Despite a single-camera format, “Superstore” only once ventures beyond the parking lot of the fictional wholesaler, Cloud 9, during the four episodes previewed. The premiere introduces Jonah (“Mad Men’s” Feldman, last seen on NBC in the short-lived romantic comedy “A to Z”), who immediately antagonizes the level-headed Amy (Ferrera) by giving off an elitist vibe.
The episodes don’t divulge anything about his background, or much about hers. But even when they’re bickering (which is often), it’s obvious that he’s smitten, and that she’s more intrigued by him than she cares to let on.
Not surprisingly, everything else around them is played much, much more broadly, from the hyper-vigilant assistant manager Dina (Lauren Ash), who is convinced Jonah has the hots for her; to the clueless boss (Mark McKinney of “Kids in the Hall”), a Christian who seeks to inspire employees by playing the “Jurassic Park” theme and, in a later episode, awkwardly tries to demonstrate how cool he is with the idea of gay marriage. In another, the wheelchair-bound Garrett (Colton Dunn) spends the entire show trying to avoid a company photographer, knowing that a disabled African-American is irresistible fodder for the corporate magazine.

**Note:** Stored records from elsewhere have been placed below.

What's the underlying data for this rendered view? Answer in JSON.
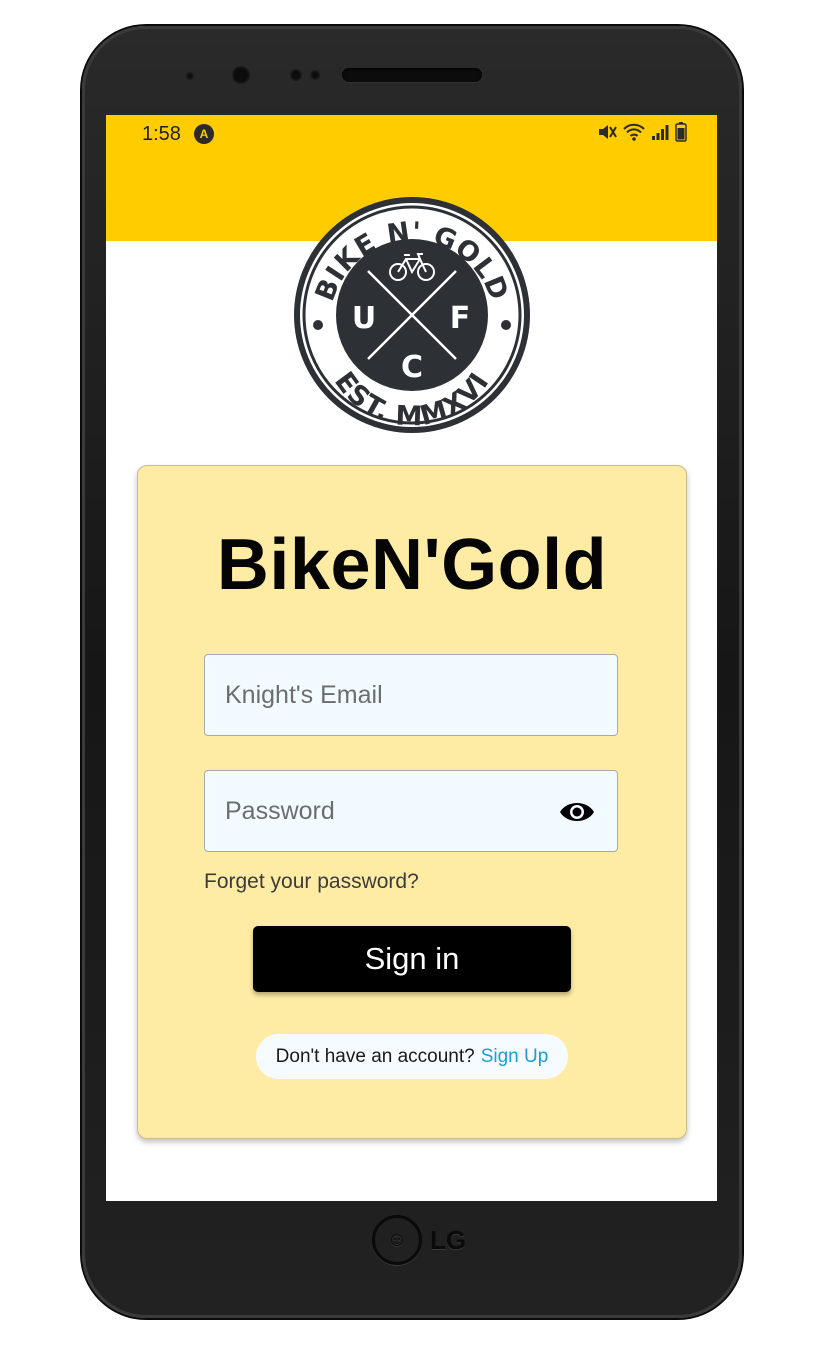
{
  "status_bar": {
    "time": "1:58",
    "app_icon": "A",
    "icons": [
      "mute-icon",
      "wifi-icon",
      "signal-icon",
      "battery-icon"
    ],
    "background": "#ffcc00"
  },
  "logo": {
    "top_text": "BIKE N' GOLD",
    "bottom_text": "EST. MMXVI",
    "letters": [
      "U",
      "F",
      "C"
    ]
  },
  "card": {
    "title": "BikeN'Gold",
    "email": {
      "placeholder": "Knight's Email",
      "value": ""
    },
    "password": {
      "placeholder": "Password",
      "value": ""
    },
    "forgot_label": "Forget your password?",
    "signin_label": "Sign in",
    "signup_prompt": "Don't have an account?",
    "signup_link": "Sign Up",
    "background": "#ffeca4"
  },
  "device": {
    "brand": "LG"
  }
}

Created by “The Office” alum Justin Spitzer, “Superstore” is predictable in a lot of places. But then, the show will deliver a surprise, like a riff on “American Beauty,” or someone describing Jonah as being so cute that he’s like “a panda and a Disney princess had a baby” and, later, “like a villain on the CW.”
Admittedly, NBC’s recent comedies have generally done a whole lot of heavy lifting in terms of lowering expectations, and filling the breach between editions of “The Voice” isn’t the most promising of scheduling options. (The network slightly reduced the episode order, maintaining the decision was predicated on budgets and scheduling, not on a lack of faith.)
Whatever the commercial prospects, though, the “Superstore”-“Telenovela” combo not only strikes a blow for diversity by presenting two shows with Latina leads (Eva Longoria headlining the other), but actually delivers some laughs in the process. And even if they’re not actually quite as cute as a panda, for NBC, that’s still pretty, pretty good.